I was given a twin window fan which works just fine but is dirty (dirt and a fair number of ex-gnats).  The manual is no help as it says to wipe the exterior with a damp cloth.  I thought it would be a simple job to just take out the 12 screws holding the two halves together but unfortunately the off-high-low levers (one on each side) are preventing me from separating the two halves.  I can't see any screws holding the lever mechanism in.  I tried rotating one side 90 degrees to see if I could slide the lever out through it's slot but it's too fat.

I've had other twin window fans with the same set up and never could get them opened up.  It annoys me that the manufacturers make it so difficult to clean these fans.  I think a fair number of people have this problem and just give up as the local thrift store gets these fans in all the time. 

I'm thinking of using my dremel with the cutting wheel and somehow slice off the lever knob.  It would mean we would have a shorter lever on one side but we can live with that.  The lever is kind of wobbly and I'm trying to figure out how to hold it steady without having my fingers so close to the cutting wheel.

I know this is a really small problem but it really bugs me that something that should be so easy is difficult.. I'd appreciate any suggestions. 


Thanks Caitlinsdad & Goodhart, it worked. None of my pliers could grasp the lever (not enough room) so I used a small c-clamp to grab it and give me a handle to keep it steady. Used vise grip pliers to break the knob off - turns out the lever was plastic.

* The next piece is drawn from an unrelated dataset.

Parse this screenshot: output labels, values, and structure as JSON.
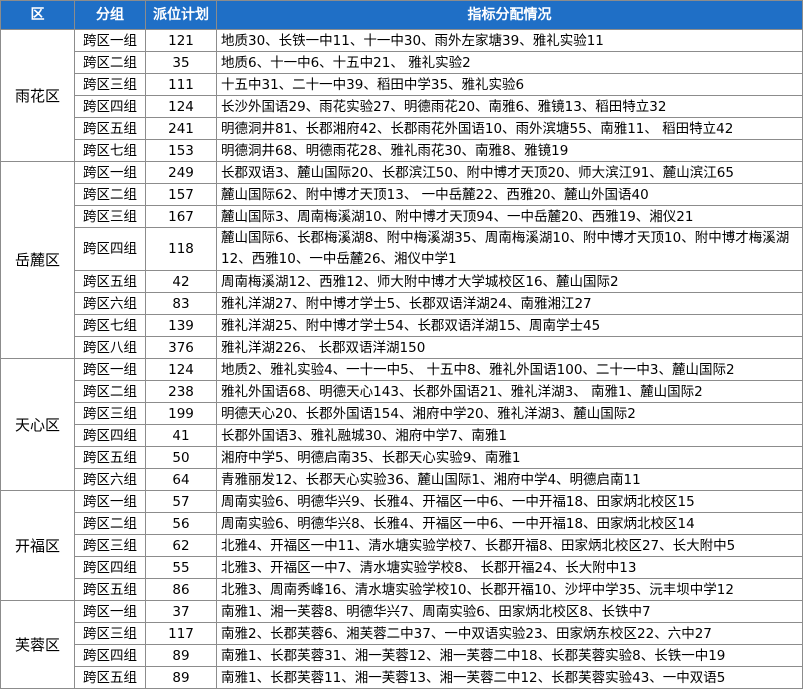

The good thing is that by carefully breaking the lever near the top where it joined the knob, it is still functional (there's still enough of the lever handle sticking out to turn the fan on-off) and- most importantly- I didn't mess up the lever mechanism inside the fan box.

Last year I attempted this same surgery on a similar twin fan. I wasn't careful enough and ended up breaking the lever mechanism inside - not only broke the plastic but one little goofy spring shot out to be forever lost in the garage. I was never able to fix it.

Hmmm, well no advise for the spring you lost, but could you drill out, and possibly "tap in" some threads (with a self starting screw if you don't have a cheap tap and die set) and then fashion a handle to fit? It would be quite a project, but maybe worthwhile?

You should just get a pair of vise grips and another small plier to brace the metal below and yank off the plastic knob. You should be able to work off the glue or leverage it off if it is a friction fit and jammed on there. My favorite tool is my big channellock pump pliers, just like using it to pull a nail out. Good luck.

....but if the knob breaks....all bets are off, eh? :-)

Two words. Crazy glue...the one for plastics. The technology is available to fix it.

I have never had a lot of luck with C.G and "knobs" :-)